Provided records:
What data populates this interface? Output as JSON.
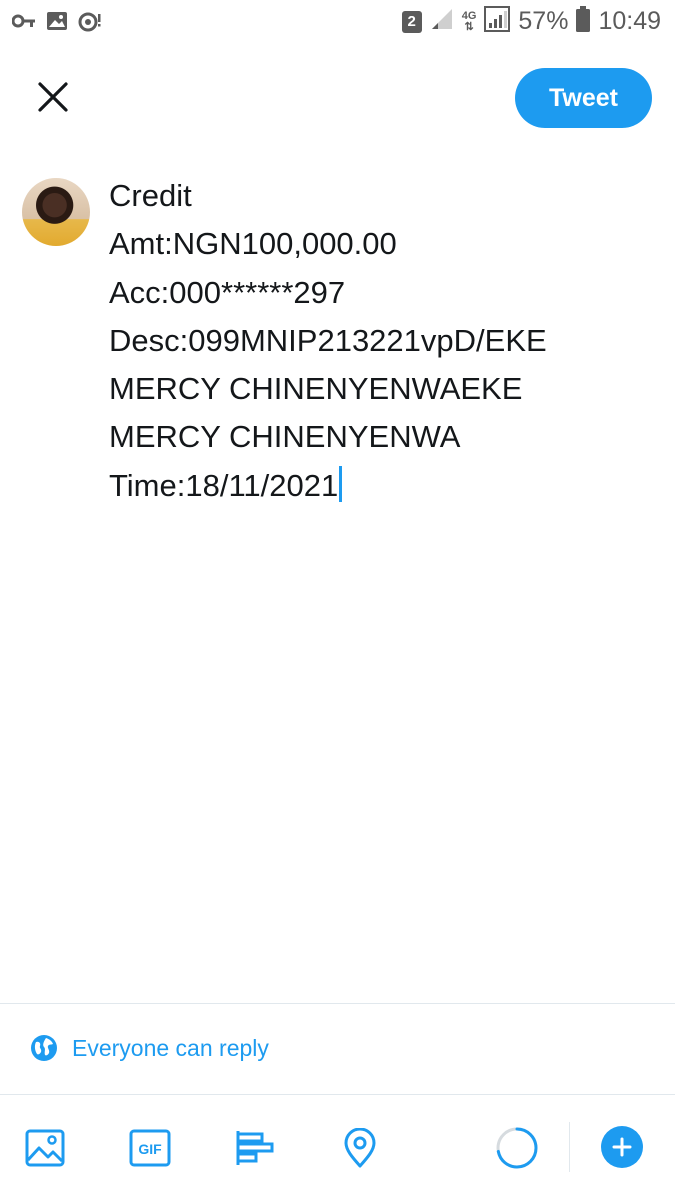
{
  "status_bar": {
    "sim_slot": "2",
    "network_type": "4G",
    "battery_percent": "57%",
    "time": "10:49",
    "left_icons": [
      "key-icon",
      "image-notification-icon",
      "sync-alert-icon"
    ],
    "right_icons": [
      "sim-badge",
      "signal-weak-icon",
      "network-type-icon",
      "signal-icon",
      "battery-icon"
    ]
  },
  "header": {
    "close_icon": "close-icon",
    "tweet_label": "Tweet"
  },
  "compose": {
    "lines": [
      "Credit",
      "Amt:NGN100,000.00",
      "Acc:000******297",
      "Desc:099MNIP213221vpD/EKE",
      "MERCY CHINENYENWAEKE",
      "MERCY CHINENYENWA",
      "Time:18/11/2021"
    ]
  },
  "reply_setting": {
    "label": "Everyone can reply",
    "icon": "globe-icon"
  },
  "toolbar": {
    "items": [
      "image-icon",
      "gif-icon",
      "poll-icon",
      "location-icon"
    ],
    "gif_text": "GIF",
    "character_progress": 0.72,
    "add_icon": "plus-icon"
  },
  "colors": {
    "accent": "#1d9bf0",
    "text": "#14171a",
    "divider": "#e1e8ed",
    "status_gray": "#5b5b5b"
  }
}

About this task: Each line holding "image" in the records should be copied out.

Task response:
      "image-notification-icon",
      "image-icon",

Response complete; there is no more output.